## [Data]
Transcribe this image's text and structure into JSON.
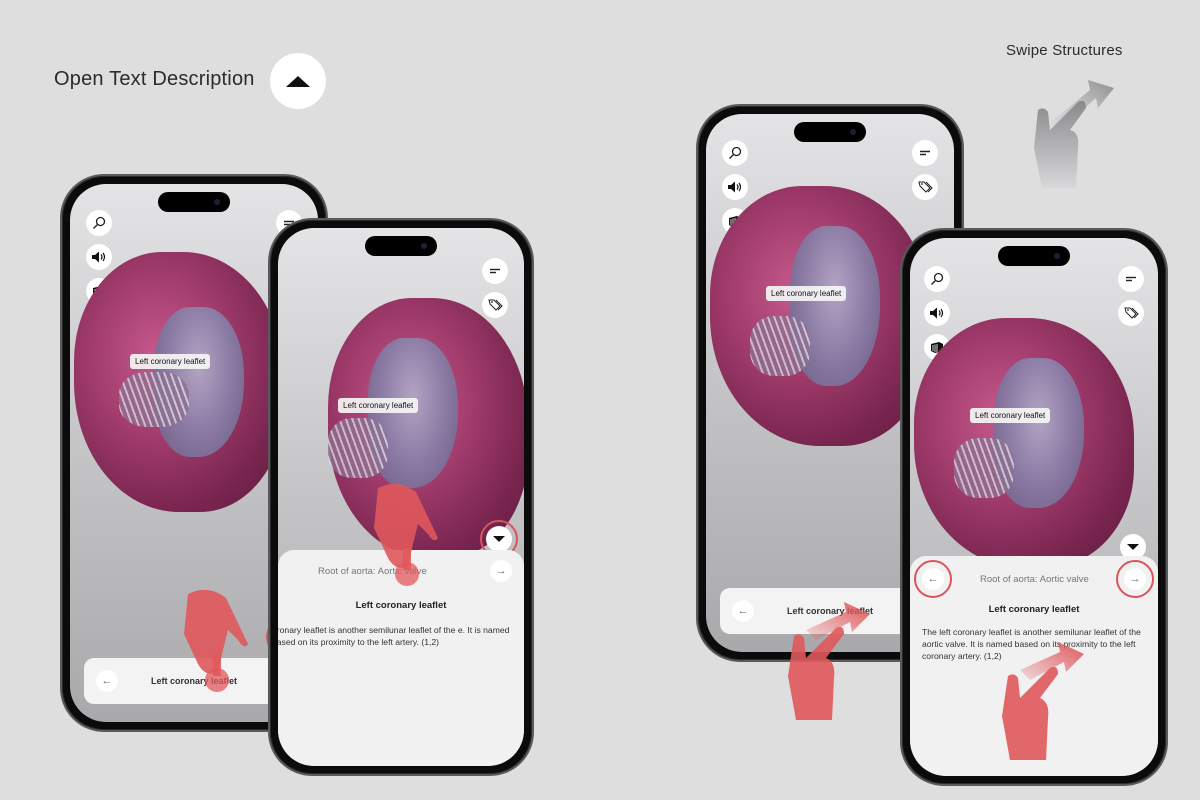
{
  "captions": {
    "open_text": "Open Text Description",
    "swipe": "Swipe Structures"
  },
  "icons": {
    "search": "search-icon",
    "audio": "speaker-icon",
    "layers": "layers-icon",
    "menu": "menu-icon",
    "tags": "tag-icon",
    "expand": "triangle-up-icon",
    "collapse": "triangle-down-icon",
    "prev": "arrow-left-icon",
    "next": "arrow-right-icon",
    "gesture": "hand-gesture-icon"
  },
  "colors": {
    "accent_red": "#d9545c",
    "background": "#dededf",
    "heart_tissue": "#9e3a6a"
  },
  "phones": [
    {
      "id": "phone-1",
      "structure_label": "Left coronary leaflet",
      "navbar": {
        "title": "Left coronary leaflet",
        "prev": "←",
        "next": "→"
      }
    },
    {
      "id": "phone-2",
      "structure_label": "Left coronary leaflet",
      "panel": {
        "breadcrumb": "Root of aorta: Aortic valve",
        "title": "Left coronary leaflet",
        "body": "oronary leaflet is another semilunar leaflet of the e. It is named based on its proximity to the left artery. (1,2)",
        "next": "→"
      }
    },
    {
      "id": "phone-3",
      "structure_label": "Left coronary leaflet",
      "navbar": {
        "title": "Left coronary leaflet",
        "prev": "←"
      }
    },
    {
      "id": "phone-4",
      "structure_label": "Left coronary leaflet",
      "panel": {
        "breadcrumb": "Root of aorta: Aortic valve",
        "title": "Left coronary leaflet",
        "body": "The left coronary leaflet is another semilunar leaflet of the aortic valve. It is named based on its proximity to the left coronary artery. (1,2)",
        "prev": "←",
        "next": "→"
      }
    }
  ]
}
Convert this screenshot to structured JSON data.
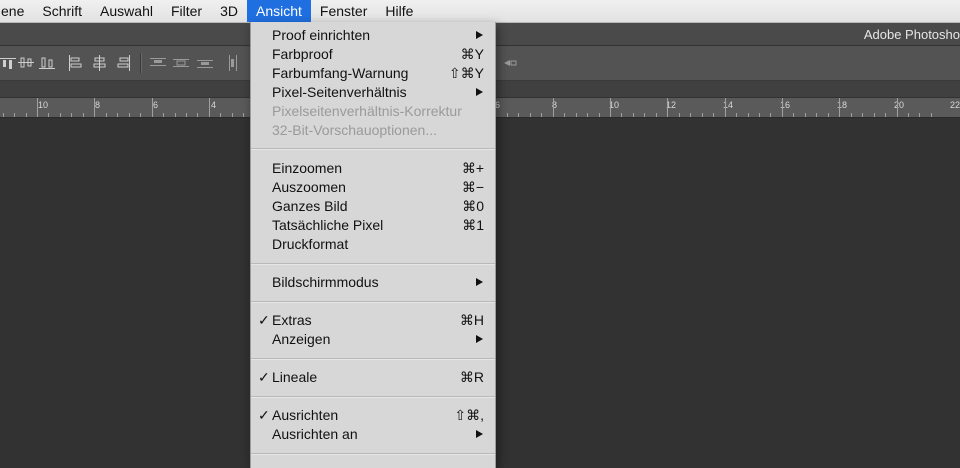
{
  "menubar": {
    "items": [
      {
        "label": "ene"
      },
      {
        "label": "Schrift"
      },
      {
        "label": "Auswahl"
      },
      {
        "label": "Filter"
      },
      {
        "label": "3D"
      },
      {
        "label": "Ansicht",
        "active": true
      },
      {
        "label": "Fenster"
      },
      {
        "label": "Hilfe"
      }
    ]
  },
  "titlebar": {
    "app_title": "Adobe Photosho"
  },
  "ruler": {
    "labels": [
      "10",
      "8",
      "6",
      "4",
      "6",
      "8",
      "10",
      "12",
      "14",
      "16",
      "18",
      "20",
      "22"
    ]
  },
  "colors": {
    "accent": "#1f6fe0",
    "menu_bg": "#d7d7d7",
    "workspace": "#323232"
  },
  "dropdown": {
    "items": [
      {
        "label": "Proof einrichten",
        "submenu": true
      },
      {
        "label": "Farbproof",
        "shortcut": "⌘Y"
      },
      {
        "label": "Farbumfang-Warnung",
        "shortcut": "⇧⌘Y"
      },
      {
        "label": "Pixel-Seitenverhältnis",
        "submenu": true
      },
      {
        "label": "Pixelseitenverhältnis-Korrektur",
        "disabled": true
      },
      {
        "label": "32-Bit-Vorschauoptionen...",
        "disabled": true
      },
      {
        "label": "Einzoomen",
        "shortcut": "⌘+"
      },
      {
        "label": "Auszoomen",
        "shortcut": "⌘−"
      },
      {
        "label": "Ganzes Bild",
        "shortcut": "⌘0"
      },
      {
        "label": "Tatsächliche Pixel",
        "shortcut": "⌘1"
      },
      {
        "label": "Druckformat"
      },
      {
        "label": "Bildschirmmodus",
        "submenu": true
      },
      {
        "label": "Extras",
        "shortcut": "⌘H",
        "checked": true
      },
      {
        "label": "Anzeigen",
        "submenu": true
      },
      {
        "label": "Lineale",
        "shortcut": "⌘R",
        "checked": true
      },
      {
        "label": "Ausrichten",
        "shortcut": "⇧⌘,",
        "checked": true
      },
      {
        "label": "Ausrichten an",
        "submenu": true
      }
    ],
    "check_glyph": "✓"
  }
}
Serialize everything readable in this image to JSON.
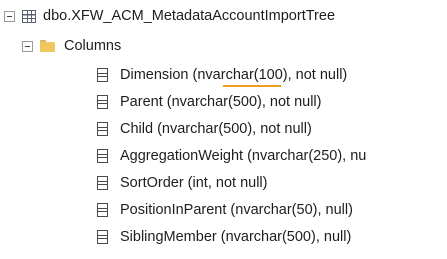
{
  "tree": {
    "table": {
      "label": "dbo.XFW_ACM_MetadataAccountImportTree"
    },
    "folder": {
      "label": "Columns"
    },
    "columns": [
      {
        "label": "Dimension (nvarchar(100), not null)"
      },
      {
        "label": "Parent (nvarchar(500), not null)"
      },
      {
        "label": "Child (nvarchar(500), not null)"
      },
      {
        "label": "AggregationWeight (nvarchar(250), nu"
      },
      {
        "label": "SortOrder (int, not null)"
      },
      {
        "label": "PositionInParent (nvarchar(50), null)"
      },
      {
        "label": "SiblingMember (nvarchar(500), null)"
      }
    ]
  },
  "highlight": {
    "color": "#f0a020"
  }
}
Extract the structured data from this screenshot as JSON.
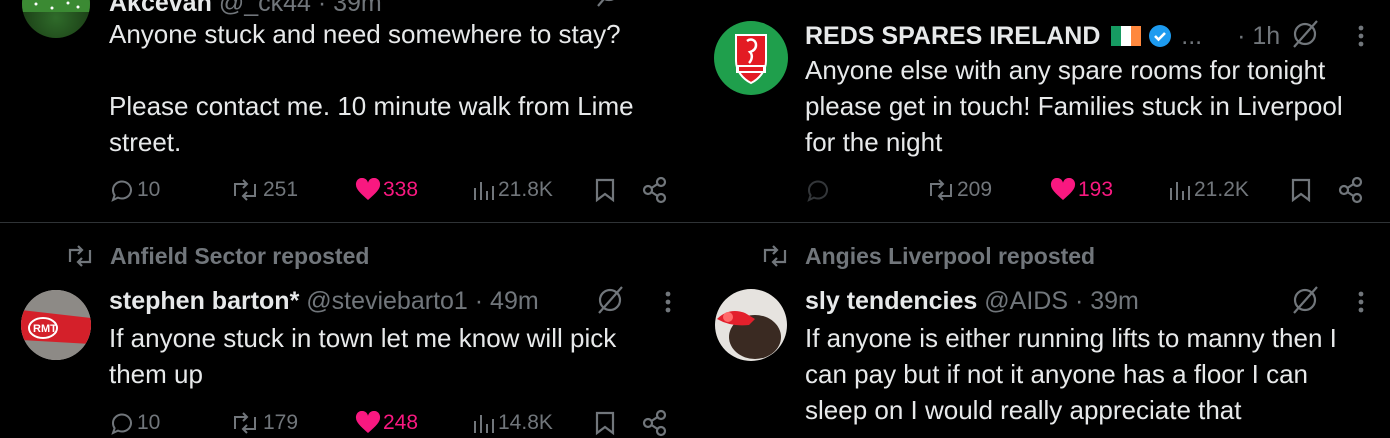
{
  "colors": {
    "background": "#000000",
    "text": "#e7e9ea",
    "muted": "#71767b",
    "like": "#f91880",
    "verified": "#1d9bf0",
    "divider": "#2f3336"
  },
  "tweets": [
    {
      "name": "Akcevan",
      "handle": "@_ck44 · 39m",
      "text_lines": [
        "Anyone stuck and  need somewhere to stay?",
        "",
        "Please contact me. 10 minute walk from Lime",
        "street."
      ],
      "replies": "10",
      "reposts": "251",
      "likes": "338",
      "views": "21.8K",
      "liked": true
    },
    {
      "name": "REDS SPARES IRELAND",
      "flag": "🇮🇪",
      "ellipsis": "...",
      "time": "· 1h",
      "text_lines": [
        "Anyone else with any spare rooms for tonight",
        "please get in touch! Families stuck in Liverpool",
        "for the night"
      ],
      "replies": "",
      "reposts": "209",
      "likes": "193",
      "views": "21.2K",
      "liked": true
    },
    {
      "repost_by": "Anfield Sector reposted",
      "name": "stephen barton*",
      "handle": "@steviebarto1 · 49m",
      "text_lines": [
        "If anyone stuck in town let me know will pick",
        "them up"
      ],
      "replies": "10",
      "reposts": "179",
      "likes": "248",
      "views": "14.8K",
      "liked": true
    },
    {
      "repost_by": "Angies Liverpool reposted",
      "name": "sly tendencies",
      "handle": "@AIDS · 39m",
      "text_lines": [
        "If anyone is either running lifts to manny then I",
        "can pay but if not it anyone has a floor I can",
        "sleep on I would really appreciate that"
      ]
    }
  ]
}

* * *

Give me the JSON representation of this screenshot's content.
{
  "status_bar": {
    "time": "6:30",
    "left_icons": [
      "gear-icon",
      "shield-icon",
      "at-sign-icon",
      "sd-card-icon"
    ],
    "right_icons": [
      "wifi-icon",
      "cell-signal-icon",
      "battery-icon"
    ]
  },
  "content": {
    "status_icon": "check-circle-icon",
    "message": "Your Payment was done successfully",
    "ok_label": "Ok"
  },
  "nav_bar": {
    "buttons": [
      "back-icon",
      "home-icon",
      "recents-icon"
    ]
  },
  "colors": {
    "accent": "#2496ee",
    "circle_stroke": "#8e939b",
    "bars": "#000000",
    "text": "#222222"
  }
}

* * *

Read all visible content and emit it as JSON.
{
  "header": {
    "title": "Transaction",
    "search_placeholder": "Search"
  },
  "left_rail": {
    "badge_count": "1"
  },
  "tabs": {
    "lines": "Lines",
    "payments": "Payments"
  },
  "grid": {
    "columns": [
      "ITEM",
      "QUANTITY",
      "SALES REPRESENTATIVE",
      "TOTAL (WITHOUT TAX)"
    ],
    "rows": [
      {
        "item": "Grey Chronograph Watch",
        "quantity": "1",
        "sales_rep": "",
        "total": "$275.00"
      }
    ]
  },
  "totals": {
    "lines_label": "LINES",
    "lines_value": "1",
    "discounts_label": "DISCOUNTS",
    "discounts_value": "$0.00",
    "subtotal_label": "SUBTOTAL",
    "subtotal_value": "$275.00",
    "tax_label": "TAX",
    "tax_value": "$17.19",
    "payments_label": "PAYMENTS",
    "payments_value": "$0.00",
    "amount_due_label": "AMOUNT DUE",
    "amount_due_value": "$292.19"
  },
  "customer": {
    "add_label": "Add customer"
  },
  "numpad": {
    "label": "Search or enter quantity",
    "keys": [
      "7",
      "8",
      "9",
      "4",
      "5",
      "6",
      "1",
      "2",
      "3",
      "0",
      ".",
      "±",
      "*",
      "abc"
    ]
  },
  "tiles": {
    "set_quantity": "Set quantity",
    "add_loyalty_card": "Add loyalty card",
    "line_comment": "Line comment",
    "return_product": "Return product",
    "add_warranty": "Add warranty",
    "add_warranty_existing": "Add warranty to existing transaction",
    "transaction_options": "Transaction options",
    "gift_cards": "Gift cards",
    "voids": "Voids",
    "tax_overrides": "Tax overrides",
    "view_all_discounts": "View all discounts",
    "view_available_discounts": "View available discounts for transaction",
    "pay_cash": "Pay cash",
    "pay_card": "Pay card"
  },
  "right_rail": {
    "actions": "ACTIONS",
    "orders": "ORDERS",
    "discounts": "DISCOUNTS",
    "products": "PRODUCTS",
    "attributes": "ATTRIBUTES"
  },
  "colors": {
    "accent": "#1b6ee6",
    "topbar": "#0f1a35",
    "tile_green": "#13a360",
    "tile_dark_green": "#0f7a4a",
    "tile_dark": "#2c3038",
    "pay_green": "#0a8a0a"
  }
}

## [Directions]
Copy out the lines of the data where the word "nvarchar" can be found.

## [Output of the task]
        "label": "Dimension (nvarchar(100), not null)"
        "label": "Parent (nvarchar(500), not null)"
        "label": "Child (nvarchar(500), not null)"
        "label": "AggregationWeight (nvarchar(250), nu"
        "label": "PositionInParent (nvarchar(50), null)"
        "label": "SiblingMember (nvarchar(500), null)"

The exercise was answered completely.